Turkish Journal of Medical Sciences




Background/aim: Vitamin B12 plays an important role in the development of mental, motor, cognitive, and social functions via its role in DNA synthesis and nerve myelination. Its deficiency in infants might cause neuromotor retardation as well as megaloblastic anemia. The objective of this study was to investigate the effects of infantile vitamin B12 deficiency on evoked brain potentials and determine whether improvement could be obtained with vitamin B12 replacement at appropriate dosages. Materials and methods: Thirty patients with vitamin B12 deficiency and 30 age-matched healthy controls were included in the study. Hematological parameters, visual evoked potentials, and brainstem auditory evoked potentials tests were performed prior to treatment, 1 week after treatment, and 3 months after treatment. Results: Visual evoked potentials (VEPs) and brainstem auditory evoked potentials (BAEPs) were found to be prolonged in 16 (53.3%) and 15 (50%) patients, respectively. Statistically significant improvements in VEP and BAEP examinations were determined 3 months after treatment. Three months after treatment, VEP and BAEP examinations returned to normal in 81.3% and 53.3% of subjects with prolonged VEPs and BAEPs, respectively. Conclusion: These results demonstrate that vitamin B12 deficiency in infants causes significant impairment in the auditory and visual functioning tests of the brain, such as VEP and BAEP.
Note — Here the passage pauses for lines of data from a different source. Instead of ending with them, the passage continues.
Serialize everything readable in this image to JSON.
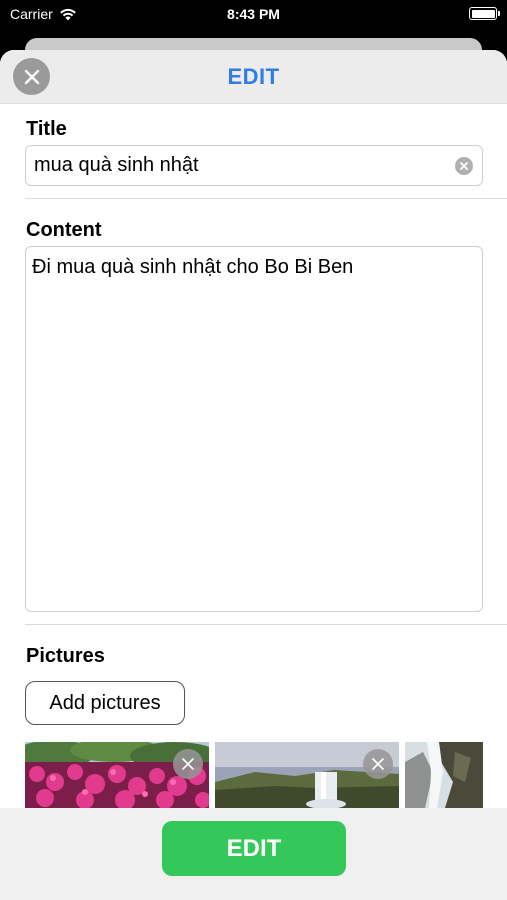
{
  "status_bar": {
    "carrier": "Carrier",
    "time": "8:43 PM"
  },
  "header": {
    "title": "EDIT",
    "close_icon": "close-icon"
  },
  "form": {
    "title_label": "Title",
    "title_value": "mua quà sinh nhật",
    "content_label": "Content",
    "content_value": "Đi mua quà sinh nhật cho Bo Bi Ben",
    "pictures_label": "Pictures",
    "add_pictures_label": "Add pictures"
  },
  "pictures": [
    {
      "subject": "pink flower bush",
      "removable": true
    },
    {
      "subject": "waterfall landscape",
      "removable": true
    },
    {
      "subject": "waterfall rocks",
      "removable": false
    }
  ],
  "bottom": {
    "edit_label": "EDIT",
    "button_color": "#34c759"
  },
  "colors": {
    "accent": "#2f7ee8",
    "success": "#34c759"
  }
}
Vitamin B12 deficiency, infant, visual evoked potentials, auditory evoked potentials

First Page


Last Page